GREAT Recap Sue! Sadly, I didn't get to go to NYCWFF this year but I have heard rumblings about a talk show. I think those two will be good together. Giada in NYC - didn't expect her to move to the east coast.

Anonymous said...

Thanks for putting the link to these Times Talks up! I was surprised at how much I enjoyed it. I was also a little surprised at how smart Bobby Flay came off, which I didn't expect. But he's a shrewd businessman, I just hadn't seen that side of him on TV before.

The most telling things for me were sort of related: (1) the discussion of whether you can teach a good cook to be good on TV or do you have to be reasonably good on TV and then you can be taught cooking, and (2) that both Bobby and Giada would never have made it if they were contestants on Food Network Star.

Obviously, both of them could cook when they started.
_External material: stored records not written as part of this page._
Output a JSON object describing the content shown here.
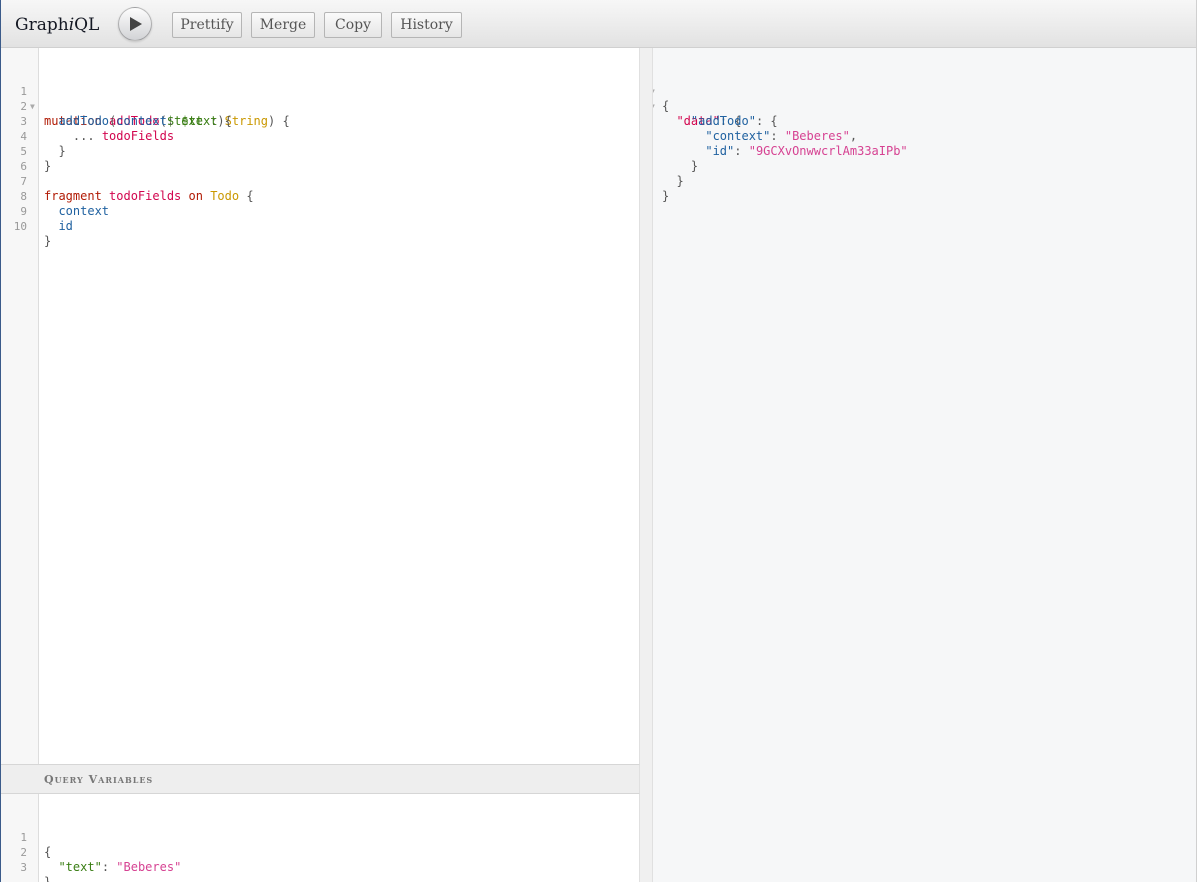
{
  "toolbar": {
    "logo_prefix": "Graph",
    "logo_italic": "i",
    "logo_suffix": "QL",
    "run_icon": "play-icon",
    "buttons": [
      "Prettify",
      "Merge",
      "Copy",
      "History"
    ]
  },
  "query": {
    "line_numbers": [
      "1",
      "2",
      "3",
      "4",
      "5",
      "6",
      "7",
      "8",
      "9",
      "10"
    ],
    "l1": {
      "kw": "mutation",
      "name": "addTodo",
      "p1": "(",
      "var": "$text",
      "p2": " : ",
      "type": "String",
      "p3": ") {"
    },
    "l2": {
      "field": "addTodo",
      "p1": "(",
      "arg": "context",
      "p2": ": ",
      "var": "$text",
      "p3": "){"
    },
    "l3": {
      "spread": "...",
      "name": "todoFields"
    },
    "l4": "}",
    "l5": "}",
    "l7": {
      "kw": "fragment",
      "name": "todoFields",
      "on": "on",
      "type": "Todo",
      "p": " {"
    },
    "l8": "context",
    "l9": "id",
    "l10": "}"
  },
  "variables": {
    "title": "Query Variables",
    "line_numbers": [
      "1",
      "2",
      "3"
    ],
    "l1": "{",
    "key": "\"text\"",
    "colon": ": ",
    "value": "\"Beberes\"",
    "l3": "}"
  },
  "result": {
    "l1": "{",
    "data_key": "\"data\"",
    "colon": ": ",
    "open": "{",
    "addTodo_key": "\"addTodo\"",
    "context_key": "\"context\"",
    "context_value": "\"Beberes\"",
    "comma": ",",
    "id_key": "\"id\"",
    "id_value": "\"9GCXvOnwwcrlAm33aIPb\"",
    "close": "}"
  },
  "colors": {
    "keyword": "#b11a04",
    "definition": "#d2054e",
    "variable": "#397d13",
    "type": "#ca9800",
    "property": "#1f61a0",
    "string": "#d64292"
  }
}
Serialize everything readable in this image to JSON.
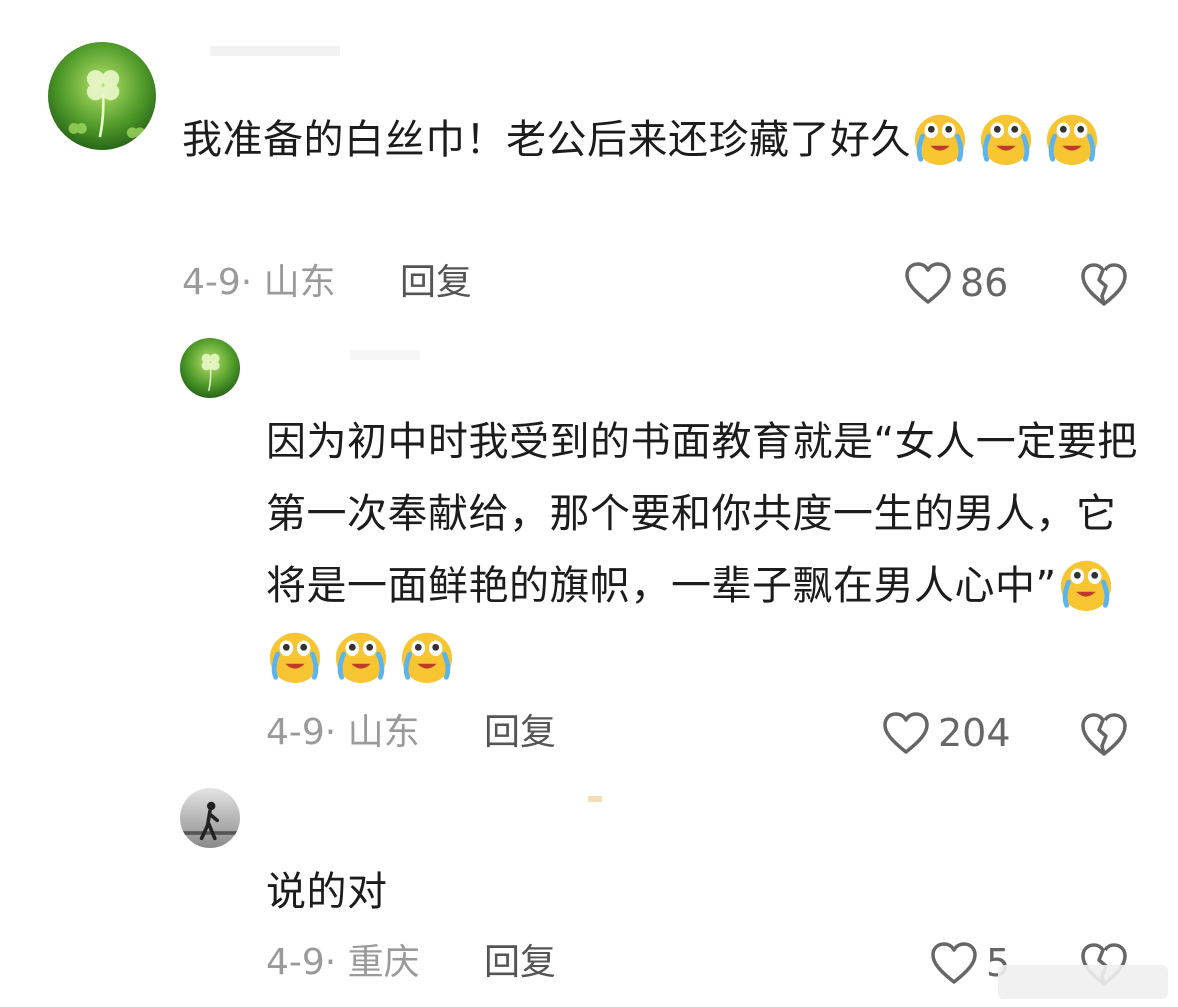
{
  "comments": [
    {
      "text": "我准备的白丝巾！老公后来还珍藏了好久",
      "emoji_count": 3,
      "date_location": "4-9· 山东",
      "reply_label": "回复",
      "likes": "86"
    },
    {
      "text": "因为初中时我受到的书面教育就是“女人一定要把第一次奉献给，那个要和你共度一生的男人，它将是一面鲜艳的旗帜，一辈子飘在男人心中”",
      "emoji_count": 4,
      "date_location": "4-9· 山东",
      "reply_label": "回复",
      "likes": "204"
    },
    {
      "text": "说的对",
      "date_location": "4-9· 重庆",
      "reply_label": "回复",
      "likes": "5"
    }
  ],
  "icons": {
    "like": "heart-outline-icon",
    "dislike": "broken-heart-icon",
    "emoji": "crying-laughing-emoji-icon"
  },
  "colors": {
    "text": "#1c1c1c",
    "meta": "#9a9a9a",
    "reply": "#555555",
    "clover_green": "#3c8c2a"
  }
}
I spoke with a friend of a friend who has worked for Bobby Flay in his restaurants and attested to just how hard he has worked with media training and acting lessons (and lots of practice) to be good on TV. He didn't come by it naturally, and so he feels that if he can do that part, anyone can with enough help. Giada started out saying that you really didn't need to cook well to be on the Food Network because it's for home cooks, but you have to have the right TV personality. She did have to step back from that a bit, though, perhaps she realized she was criticizing the show hosts' cooking abilities!

But I thought the moderator missed a great opportunity to press them when they said they wouldn't have made it through TNFNS. So why is that show on the air? If TNFNS doesn't guarantee that the winner is actually going to be able to do a show, and if it still takes years of practice, why is FN doing it? Is any of the previous winners' cooking shows as popular as Bobby, Giada, or Ina? I don't think so -- so why isn't FN trying to nurture talent instead of having these half-baked shows?

The Short (dis)Order Cook said...

I guess Giada got her revenge on the bullies.

Knowing Italian was her first language, people really need to lay off Giada for actually SPEAKING ITALIAN CORRECTLY. No she's not purposely over enunciating Italian words to show off. She's SPEAKING ITALIAN. No one gets that.